Caveat Emptor: Applies to Tax Sale Certificate Buyers Too!
An “experienced” tax sale certificate investor was recently rebuffed in efforts to seek rescission of tax sale certificates it purchased, and refunds of property taxes it paid on property which turned out to have little value compared to the investor’s anticipated value of the property. In Garden State Investment v. Brick Township, the investor, which purchased tax sale certificates on vacant lots in Brick Township, asserted that it had “extensive experience” in making these types of investments and that prior to purchasing the tax sale certificates, it physically inspected the properties and examined the assessment records and tax map maintained by the tax assessor. However, for some reason, it failed to obtain title searches prior to the purchases. Instead, the investor paid taxes on the properties to purchase the certificates and subsequently commenced lien foreclosure actions. It was during the foreclosure actions that the investor finally obtained title searches and learned that the properties were encumbered by a conservation easement which significantly affected the development potential and value of the properties.

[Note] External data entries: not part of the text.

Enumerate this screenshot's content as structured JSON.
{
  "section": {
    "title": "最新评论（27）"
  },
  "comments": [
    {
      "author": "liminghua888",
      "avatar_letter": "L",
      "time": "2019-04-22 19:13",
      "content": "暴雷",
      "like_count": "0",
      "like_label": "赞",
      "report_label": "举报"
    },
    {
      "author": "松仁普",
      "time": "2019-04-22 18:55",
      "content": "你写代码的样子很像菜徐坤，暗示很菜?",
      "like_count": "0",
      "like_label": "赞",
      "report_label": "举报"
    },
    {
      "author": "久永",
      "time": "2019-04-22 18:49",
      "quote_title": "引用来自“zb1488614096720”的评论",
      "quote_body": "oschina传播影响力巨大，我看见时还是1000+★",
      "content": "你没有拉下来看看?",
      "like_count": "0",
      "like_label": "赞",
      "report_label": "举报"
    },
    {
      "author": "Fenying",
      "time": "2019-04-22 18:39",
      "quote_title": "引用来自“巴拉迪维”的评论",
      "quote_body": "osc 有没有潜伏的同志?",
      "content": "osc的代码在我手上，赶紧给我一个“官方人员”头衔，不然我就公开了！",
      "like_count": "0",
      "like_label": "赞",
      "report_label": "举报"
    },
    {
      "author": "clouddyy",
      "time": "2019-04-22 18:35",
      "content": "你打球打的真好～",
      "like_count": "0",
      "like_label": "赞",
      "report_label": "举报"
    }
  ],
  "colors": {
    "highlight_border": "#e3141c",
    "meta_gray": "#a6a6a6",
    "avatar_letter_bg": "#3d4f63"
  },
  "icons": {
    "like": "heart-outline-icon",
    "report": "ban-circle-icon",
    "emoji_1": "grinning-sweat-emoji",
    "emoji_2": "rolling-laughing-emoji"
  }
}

Soon thereafter, the investor filed complaints seeking rescission of their tax sale certificate purchases
and reimbursement of taxes they paid on the properties. The trial court, sitting in chancery, found plaintiffs were not entitled to equitable relief and denied rescission.
On appeal, the reviewing court noted the undisputed facts that the lots in question had been burdened with the conservation easements prohibiting their disturbance or development as a result of litigation involving a larger, parent tract of land. In that litigation, a former owner entered into a settlement with the New Jersey Department of Environmental Protection whereby the NJDEP consented to a multi-lot residential subdivision provided, inter alia, that the two lots in question would not be developed and would be subject to the conservation easements in deed restrictions that were then recorded in the chain of title. The NJDEP notified the municipal clerk of the easements in 2002, but the municipal tax assessor (who had held the post since 1989) was never notified of the deed restrictions. As a result, the properties were assessed without regard to the conservation easements, reflected assessments as if the properties were developable, and property taxes accrued thereon, leading the investor, Garden State, to purchase the tax sale certificates for delinquent tax amounts that resulted from assessments that were much higher than the market value of the properties, but were never appealed.
The appellate court, like the chancery judge, weighed the relevant equities involved in the matter. The court reasoned that the township tax assessor was unaware of the conservation easement, and also that the plaintiffs, themselves experienced tax sale investors, should have known about any limitations on the property by performing simple due diligence including a title search before completing their purchases.
Because the township made no misrepresentation and engaged in no unfair conduct, the court held that plaintiffs were not entitled to an equitable remedy. Furthermore, plaintiffs’ failure to act more diligently in ascertaining any defects in or limitations on their investments barred their claim for equitable relief, particularly against the township, which was found to have acted “passively and innocently throughout”. See Harrington v. Heder, 109 N.J. Eq. 528, 534 (E. & A. 1932) (invoking the maxim that “[e]quity does not aid one whose indifference contributes materially to the injury he complains of”); Lever v. Thomas, 340 N.J. Super. 198, 203 (App. Div. 2001) (invoking the maxim that “equity favors the vigilant”).
A copy of the Appellate Division’s opinion in Garden State Investment v. Brick Township is available here.